Give only the number of lines in the records that contain the word "description".
─── DATA SUPPLIED
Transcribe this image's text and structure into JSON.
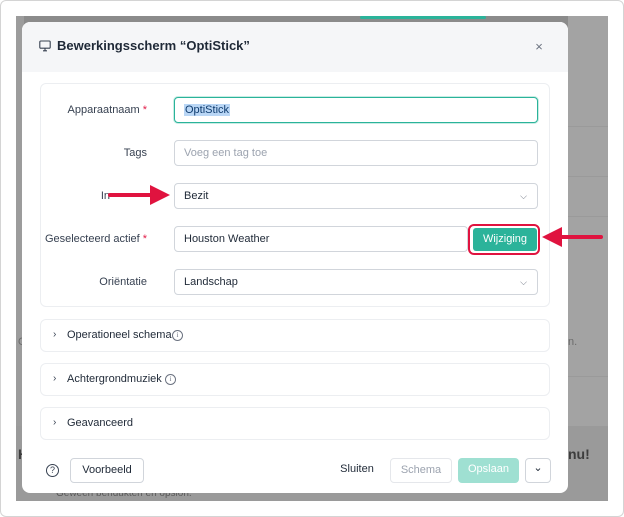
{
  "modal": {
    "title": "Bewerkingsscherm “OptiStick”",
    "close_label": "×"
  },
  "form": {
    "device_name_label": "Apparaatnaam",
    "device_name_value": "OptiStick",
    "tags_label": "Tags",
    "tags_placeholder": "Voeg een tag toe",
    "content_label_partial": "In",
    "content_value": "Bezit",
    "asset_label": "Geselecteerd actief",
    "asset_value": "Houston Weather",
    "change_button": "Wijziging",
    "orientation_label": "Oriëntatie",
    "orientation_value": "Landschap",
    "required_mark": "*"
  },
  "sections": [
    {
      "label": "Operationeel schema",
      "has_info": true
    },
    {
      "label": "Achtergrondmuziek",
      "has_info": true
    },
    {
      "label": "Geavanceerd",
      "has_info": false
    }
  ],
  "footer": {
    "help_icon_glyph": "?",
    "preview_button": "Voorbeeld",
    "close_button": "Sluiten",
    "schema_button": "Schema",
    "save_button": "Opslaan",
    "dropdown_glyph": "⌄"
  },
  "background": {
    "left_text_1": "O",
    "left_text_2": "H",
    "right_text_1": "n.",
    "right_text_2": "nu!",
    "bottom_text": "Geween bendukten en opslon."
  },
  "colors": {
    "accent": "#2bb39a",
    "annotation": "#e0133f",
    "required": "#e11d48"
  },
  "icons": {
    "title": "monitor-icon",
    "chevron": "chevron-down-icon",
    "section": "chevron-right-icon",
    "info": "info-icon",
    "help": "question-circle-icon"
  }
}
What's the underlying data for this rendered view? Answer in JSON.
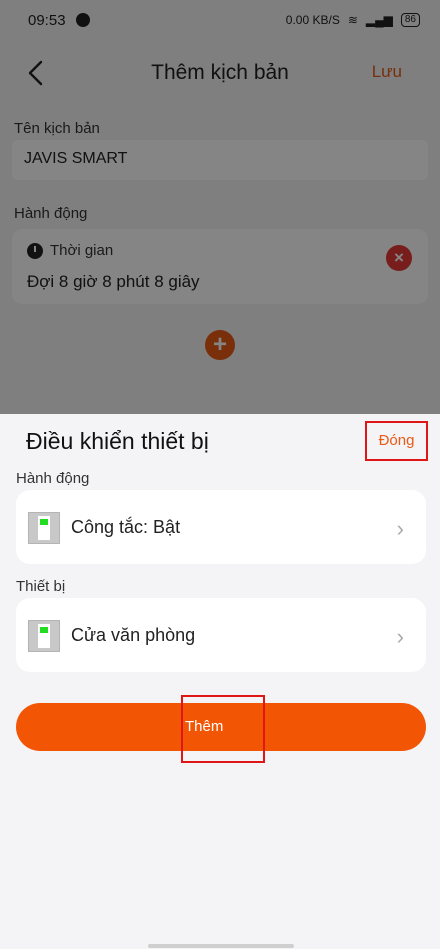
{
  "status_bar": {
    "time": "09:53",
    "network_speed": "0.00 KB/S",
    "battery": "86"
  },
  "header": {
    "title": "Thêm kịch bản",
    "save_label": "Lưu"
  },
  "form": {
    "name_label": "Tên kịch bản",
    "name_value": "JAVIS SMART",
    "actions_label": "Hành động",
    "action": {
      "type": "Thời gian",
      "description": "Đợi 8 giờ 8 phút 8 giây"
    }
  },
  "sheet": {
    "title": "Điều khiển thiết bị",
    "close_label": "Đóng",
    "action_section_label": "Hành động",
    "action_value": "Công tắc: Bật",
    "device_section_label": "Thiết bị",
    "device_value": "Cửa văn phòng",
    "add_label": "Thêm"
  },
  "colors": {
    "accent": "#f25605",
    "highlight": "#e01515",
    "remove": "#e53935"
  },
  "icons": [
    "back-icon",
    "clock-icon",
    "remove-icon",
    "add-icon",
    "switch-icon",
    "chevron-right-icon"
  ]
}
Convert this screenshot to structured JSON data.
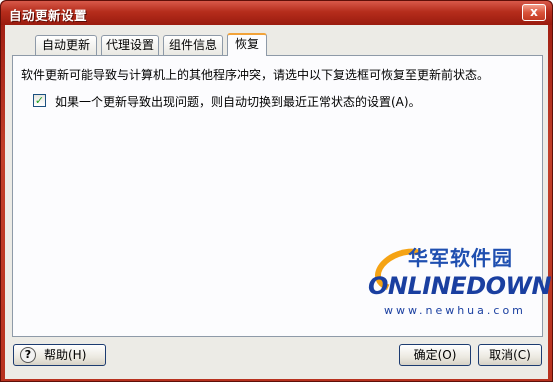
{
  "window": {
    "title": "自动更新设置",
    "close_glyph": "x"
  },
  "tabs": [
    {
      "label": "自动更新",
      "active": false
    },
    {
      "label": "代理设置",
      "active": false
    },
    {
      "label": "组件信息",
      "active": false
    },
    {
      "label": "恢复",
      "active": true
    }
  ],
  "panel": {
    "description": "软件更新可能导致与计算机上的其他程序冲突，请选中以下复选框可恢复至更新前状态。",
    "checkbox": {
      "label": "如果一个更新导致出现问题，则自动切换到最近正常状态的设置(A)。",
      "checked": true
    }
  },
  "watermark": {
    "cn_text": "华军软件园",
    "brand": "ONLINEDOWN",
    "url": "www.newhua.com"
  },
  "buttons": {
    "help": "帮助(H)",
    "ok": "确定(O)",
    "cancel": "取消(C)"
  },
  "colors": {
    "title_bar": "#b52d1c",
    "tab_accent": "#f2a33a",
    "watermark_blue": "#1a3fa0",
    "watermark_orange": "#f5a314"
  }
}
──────
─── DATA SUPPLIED
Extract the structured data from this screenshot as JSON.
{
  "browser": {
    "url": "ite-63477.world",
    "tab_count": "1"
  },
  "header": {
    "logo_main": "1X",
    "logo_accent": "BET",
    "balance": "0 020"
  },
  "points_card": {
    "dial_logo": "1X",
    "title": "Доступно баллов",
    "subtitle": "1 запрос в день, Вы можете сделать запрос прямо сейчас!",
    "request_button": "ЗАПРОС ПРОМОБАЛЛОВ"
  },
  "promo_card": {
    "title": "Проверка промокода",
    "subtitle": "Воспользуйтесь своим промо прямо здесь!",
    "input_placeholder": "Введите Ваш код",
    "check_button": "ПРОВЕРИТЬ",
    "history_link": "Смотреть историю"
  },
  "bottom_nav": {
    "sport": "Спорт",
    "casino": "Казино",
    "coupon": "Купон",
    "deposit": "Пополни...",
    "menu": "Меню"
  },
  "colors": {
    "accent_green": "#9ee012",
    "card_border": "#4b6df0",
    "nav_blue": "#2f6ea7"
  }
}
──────
SOLUTION TO THIS EXERCISE >> 2